▸ **TASK REQUIREMENTS**:
All of the data that follows should be given again exactly, without its images.

▸ **RECORDS PROVIDED**:
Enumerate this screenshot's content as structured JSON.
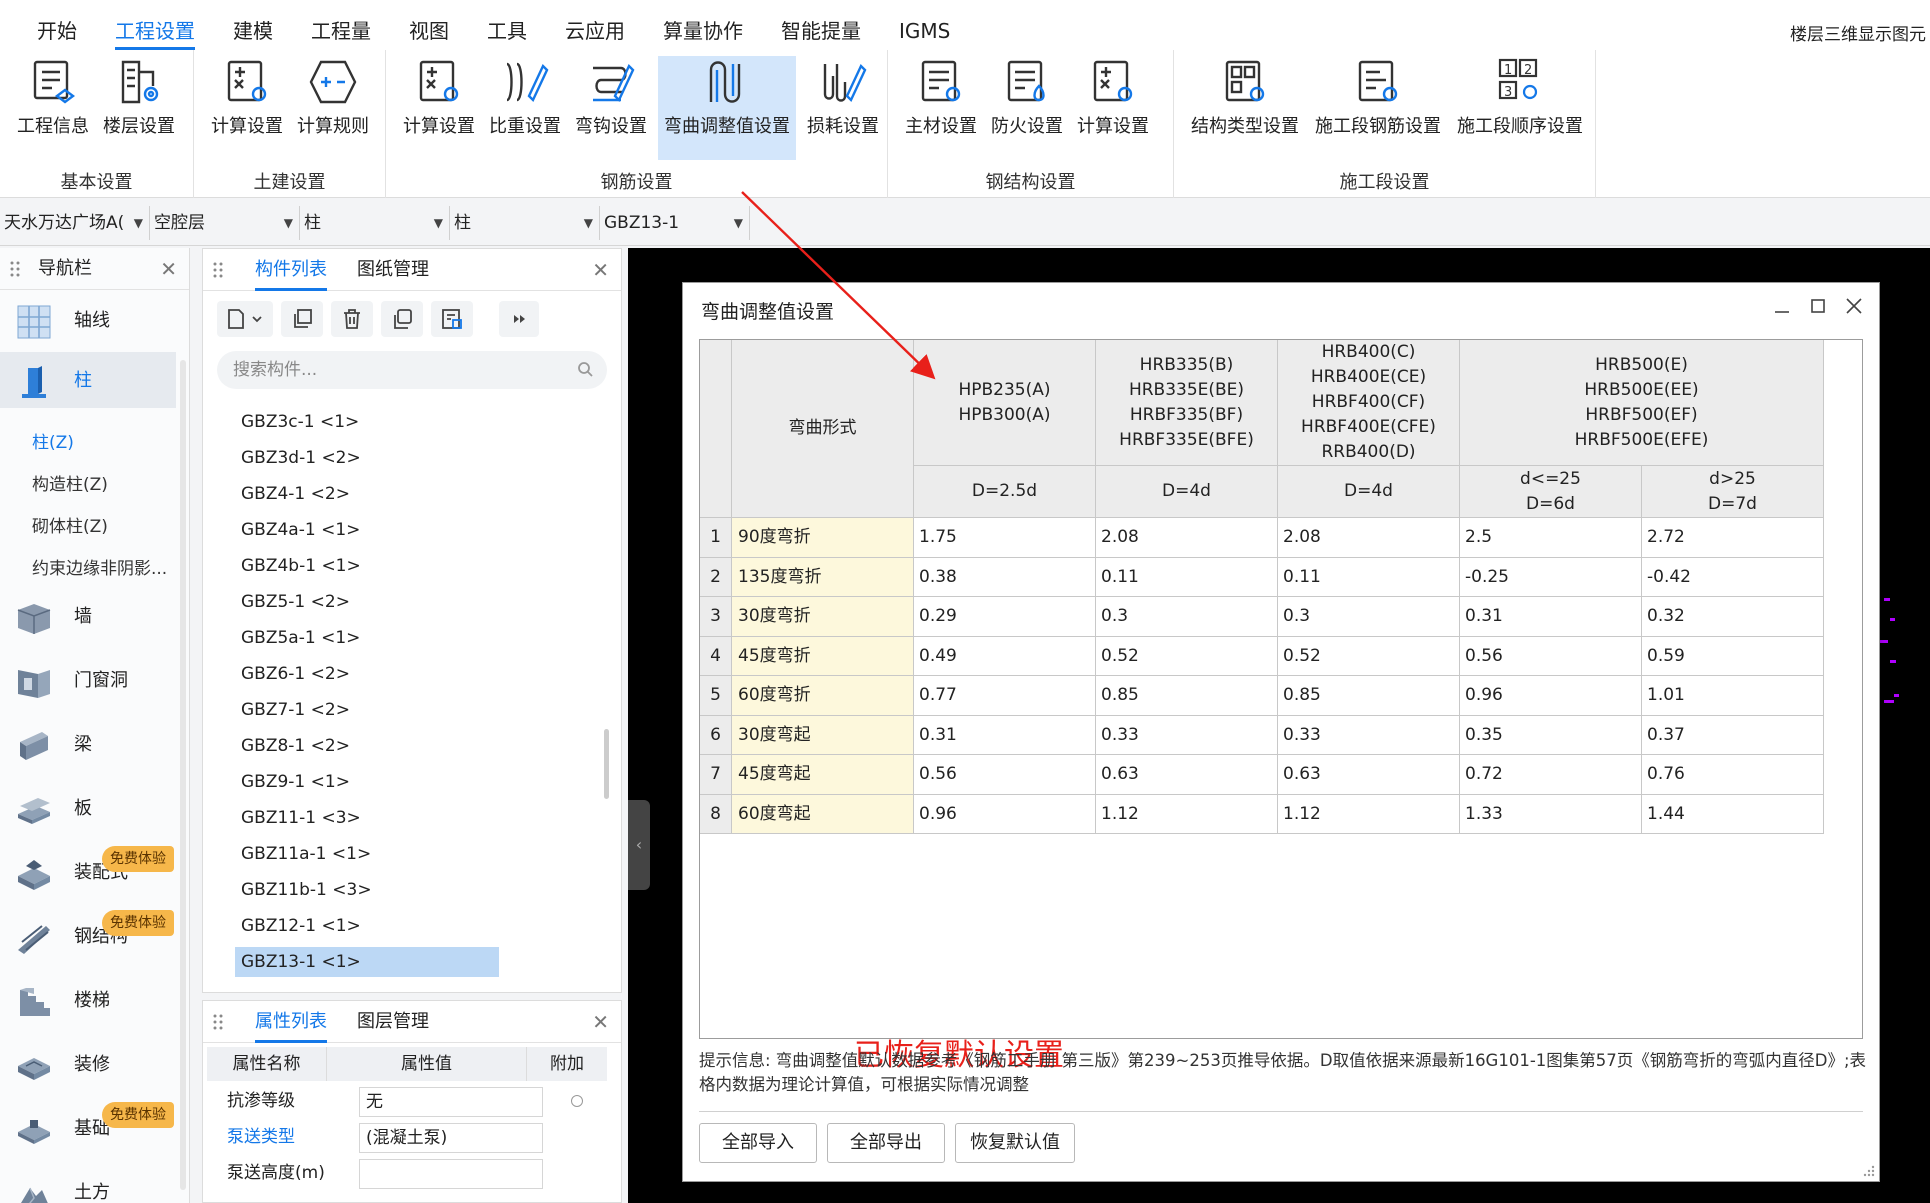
{
  "menubar": {
    "items": [
      "开始",
      "工程设置",
      "建模",
      "工程量",
      "视图",
      "工具",
      "云应用",
      "算量协作",
      "智能提量",
      "IGMS"
    ],
    "active_index": 1,
    "right_text": "楼层三维显示图元"
  },
  "ribbon": {
    "groups": {
      "basic": {
        "label": "基本设置",
        "btn0": "工程信息",
        "btn1": "楼层设置"
      },
      "civil": {
        "label": "土建设置",
        "btn0": "计算设置",
        "btn1": "计算规则"
      },
      "rebar": {
        "label": "钢筋设置",
        "btn0": "计算设置",
        "btn1": "比重设置",
        "btn2": "弯钩设置",
        "btn3": "弯曲调整值设置",
        "btn4": "损耗设置"
      },
      "steel": {
        "label": "钢结构设置",
        "btn0": "主材设置",
        "btn1": "防火设置",
        "btn2": "计算设置"
      },
      "stage": {
        "label": "施工段设置",
        "btn0": "结构类型设置",
        "btn1": "施工段钢筋设置",
        "btn2": "施工段顺序设置"
      }
    }
  },
  "selectors": {
    "project": "天水万达广场A(",
    "floor": "空腔层",
    "category": "柱",
    "type": "柱",
    "element": "GBZ13-1"
  },
  "nav": {
    "title": "导航栏",
    "items": {
      "axis": "轴线",
      "column": "柱",
      "wall": "墙",
      "opening": "门窗洞",
      "beam": "梁",
      "slab": "板",
      "prefab": "装配式",
      "steel": "钢结构",
      "stair": "楼梯",
      "decor": "装修",
      "foundation": "基础",
      "earth": "土方"
    },
    "subitems": [
      "柱(Z)",
      "构造柱(Z)",
      "砌体柱(Z)",
      "约束边缘非阴影..."
    ],
    "badge": "免费体验"
  },
  "components": {
    "tab_list": "构件列表",
    "tab_drawings": "图纸管理",
    "search_placeholder": "搜索构件...",
    "rows": [
      "GBZ3c-1 <1>",
      "GBZ3d-1 <2>",
      "GBZ4-1 <2>",
      "GBZ4a-1 <1>",
      "GBZ4b-1 <1>",
      "GBZ5-1 <2>",
      "GBZ5a-1 <1>",
      "GBZ6-1 <2>",
      "GBZ7-1 <2>",
      "GBZ8-1 <2>",
      "GBZ9-1 <1>",
      "GBZ11-1 <3>",
      "GBZ11a-1 <1>",
      "GBZ11b-1 <3>",
      "GBZ12-1 <1>",
      "GBZ13-1 <1>"
    ],
    "selected_index": 15
  },
  "properties": {
    "tab_list": "属性列表",
    "tab_layers": "图层管理",
    "col_name": "属性名称",
    "col_value": "属性值",
    "col_extra": "附加",
    "rows": [
      {
        "name": "抗渗等级",
        "value": "无"
      },
      {
        "name": "泵送类型",
        "value": "(混凝土泵)"
      },
      {
        "name": "泵送高度(m)",
        "value": ""
      }
    ]
  },
  "dialog": {
    "title": "弯曲调整值设置",
    "header": {
      "shape": "弯曲形式",
      "g1": [
        "HPB235(A)",
        "HPB300(A)"
      ],
      "g2": [
        "HRB335(B)",
        "HRB335E(BE)",
        "HRBF335(BF)",
        "HRBF335E(BFE)"
      ],
      "g3": [
        "HRB400(C)",
        "HRB400E(CE)",
        "HRBF400(CF)",
        "HRBF400E(CFE)",
        "RRB400(D)"
      ],
      "g4": [
        "HRB500(E)",
        "HRB500E(EE)",
        "HRBF500(EF)",
        "HRBF500E(EFE)"
      ],
      "d1": [
        "D=2.5d"
      ],
      "d2": [
        "D=4d"
      ],
      "d3": [
        "D=4d"
      ],
      "d4a": [
        "d<=25",
        "D=6d"
      ],
      "d4b": [
        "d>25",
        "D=7d"
      ]
    },
    "rows": [
      {
        "no": "1",
        "name": "90度弯折",
        "v": [
          "1.75",
          "2.08",
          "2.08",
          "2.5",
          "2.72"
        ]
      },
      {
        "no": "2",
        "name": "135度弯折",
        "v": [
          "0.38",
          "0.11",
          "0.11",
          "-0.25",
          "-0.42"
        ]
      },
      {
        "no": "3",
        "name": "30度弯折",
        "v": [
          "0.29",
          "0.3",
          "0.3",
          "0.31",
          "0.32"
        ]
      },
      {
        "no": "4",
        "name": "45度弯折",
        "v": [
          "0.49",
          "0.52",
          "0.52",
          "0.56",
          "0.59"
        ]
      },
      {
        "no": "5",
        "name": "60度弯折",
        "v": [
          "0.77",
          "0.85",
          "0.85",
          "0.96",
          "1.01"
        ]
      },
      {
        "no": "6",
        "name": "30度弯起",
        "v": [
          "0.31",
          "0.33",
          "0.33",
          "0.35",
          "0.37"
        ]
      },
      {
        "no": "7",
        "name": "45度弯起",
        "v": [
          "0.56",
          "0.63",
          "0.63",
          "0.72",
          "0.76"
        ]
      },
      {
        "no": "8",
        "name": "60度弯起",
        "v": [
          "0.96",
          "1.12",
          "1.12",
          "1.33",
          "1.44"
        ]
      }
    ],
    "restored_message": "已恢复默认设置",
    "tip": "提示信息: 弯曲调整值默认数据参考《钢筋工手册 第三版》第239~253页推导依据。D取值依据来源最新16G101-1图集第57页《钢筋弯折的弯弧内直径D》;表格内数据为理论计算值，可根据实际情况调整",
    "buttons": {
      "import": "全部导入",
      "export": "全部导出",
      "restore": "恢复默认值"
    }
  },
  "colors": {
    "accent": "#1478e8",
    "restored": "#e8201a",
    "arrow": "#e8201a",
    "name_cell": "#fdf8dc",
    "badge": "#f6b74a"
  }
}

▸ **ANSWER TO THIS TASK**:
Enumerate this screenshot's content as structured JSON.
{
  "menubar": {
    "items": [
      "开始",
      "工程设置",
      "建模",
      "工程量",
      "视图",
      "工具",
      "云应用",
      "算量协作",
      "智能提量",
      "IGMS"
    ],
    "active_index": 1,
    "right_text": "楼层三维显示图元"
  },
  "ribbon": {
    "groups": {
      "basic": {
        "label": "基本设置",
        "btn0": "工程信息",
        "btn1": "楼层设置"
      },
      "civil": {
        "label": "土建设置",
        "btn0": "计算设置",
        "btn1": "计算规则"
      },
      "rebar": {
        "label": "钢筋设置",
        "btn0": "计算设置",
        "btn1": "比重设置",
        "btn2": "弯钩设置",
        "btn3": "弯曲调整值设置",
        "btn4": "损耗设置"
      },
      "steel": {
        "label": "钢结构设置",
        "btn0": "主材设置",
        "btn1": "防火设置",
        "btn2": "计算设置"
      },
      "stage": {
        "label": "施工段设置",
        "btn0": "结构类型设置",
        "btn1": "施工段钢筋设置",
        "btn2": "施工段顺序设置"
      }
    }
  },
  "selectors": {
    "project": "天水万达广场A(",
    "floor": "空腔层",
    "category": "柱",
    "type": "柱",
    "element": "GBZ13-1"
  },
  "nav": {
    "title": "导航栏",
    "items": {
      "axis": "轴线",
      "column": "柱",
      "wall": "墙",
      "opening": "门窗洞",
      "beam": "梁",
      "slab": "板",
      "prefab": "装配式",
      "steel": "钢结构",
      "stair": "楼梯",
      "decor": "装修",
      "foundation": "基础",
      "earth": "土方"
    },
    "subitems": [
      "柱(Z)",
      "构造柱(Z)",
      "砌体柱(Z)",
      "约束边缘非阴影..."
    ],
    "badge": "免费体验"
  },
  "components": {
    "tab_list": "构件列表",
    "tab_drawings": "图纸管理",
    "search_placeholder": "搜索构件...",
    "rows": [
      "GBZ3c-1 <1>",
      "GBZ3d-1 <2>",
      "GBZ4-1 <2>",
      "GBZ4a-1 <1>",
      "GBZ4b-1 <1>",
      "GBZ5-1 <2>",
      "GBZ5a-1 <1>",
      "GBZ6-1 <2>",
      "GBZ7-1 <2>",
      "GBZ8-1 <2>",
      "GBZ9-1 <1>",
      "GBZ11-1 <3>",
      "GBZ11a-1 <1>",
      "GBZ11b-1 <3>",
      "GBZ12-1 <1>",
      "GBZ13-1 <1>"
    ],
    "selected_index": 15
  },
  "properties": {
    "tab_list": "属性列表",
    "tab_layers": "图层管理",
    "col_name": "属性名称",
    "col_value": "属性值",
    "col_extra": "附加",
    "rows": [
      {
        "name": "抗渗等级",
        "value": "无"
      },
      {
        "name": "泵送类型",
        "value": "(混凝土泵)"
      },
      {
        "name": "泵送高度(m)",
        "value": ""
      }
    ]
  },
  "dialog": {
    "title": "弯曲调整值设置",
    "header": {
      "shape": "弯曲形式",
      "g1": [
        "HPB235(A)",
        "HPB300(A)"
      ],
      "g2": [
        "HRB335(B)",
        "HRB335E(BE)",
        "HRBF335(BF)",
        "HRBF335E(BFE)"
      ],
      "g3": [
        "HRB400(C)",
        "HRB400E(CE)",
        "HRBF400(CF)",
        "HRBF400E(CFE)",
        "RRB400(D)"
      ],
      "g4": [
        "HRB500(E)",
        "HRB500E(EE)",
        "HRBF500(EF)",
        "HRBF500E(EFE)"
      ],
      "d1": [
        "D=2.5d"
      ],
      "d2": [
        "D=4d"
      ],
      "d3": [
        "D=4d"
      ],
      "d4a": [
        "d<=25",
        "D=6d"
      ],
      "d4b": [
        "d>25",
        "D=7d"
      ]
    },
    "rows": [
      {
        "no": "1",
        "name": "90度弯折",
        "v": [
          "1.75",
          "2.08",
          "2.08",
          "2.5",
          "2.72"
        ]
      },
      {
        "no": "2",
        "name": "135度弯折",
        "v": [
          "0.38",
          "0.11",
          "0.11",
          "-0.25",
          "-0.42"
        ]
      },
      {
        "no": "3",
        "name": "30度弯折",
        "v": [
          "0.29",
          "0.3",
          "0.3",
          "0.31",
          "0.32"
        ]
      },
      {
        "no": "4",
        "name": "45度弯折",
        "v": [
          "0.49",
          "0.52",
          "0.52",
          "0.56",
          "0.59"
        ]
      },
      {
        "no": "5",
        "name": "60度弯折",
        "v": [
          "0.77",
          "0.85",
          "0.85",
          "0.96",
          "1.01"
        ]
      },
      {
        "no": "6",
        "name": "30度弯起",
        "v": [
          "0.31",
          "0.33",
          "0.33",
          "0.35",
          "0.37"
        ]
      },
      {
        "no": "7",
        "name": "45度弯起",
        "v": [
          "0.56",
          "0.63",
          "0.63",
          "0.72",
          "0.76"
        ]
      },
      {
        "no": "8",
        "name": "60度弯起",
        "v": [
          "0.96",
          "1.12",
          "1.12",
          "1.33",
          "1.44"
        ]
      }
    ],
    "restored_message": "已恢复默认设置",
    "tip": "提示信息: 弯曲调整值默认数据参考《钢筋工手册 第三版》第239~253页推导依据。D取值依据来源最新16G101-1图集第57页《钢筋弯折的弯弧内直径D》;表格内数据为理论计算值，可根据实际情况调整",
    "buttons": {
      "import": "全部导入",
      "export": "全部导出",
      "restore": "恢复默认值"
    }
  },
  "colors": {
    "accent": "#1478e8",
    "restored": "#e8201a",
    "arrow": "#e8201a",
    "name_cell": "#fdf8dc",
    "badge": "#f6b74a"
  }
}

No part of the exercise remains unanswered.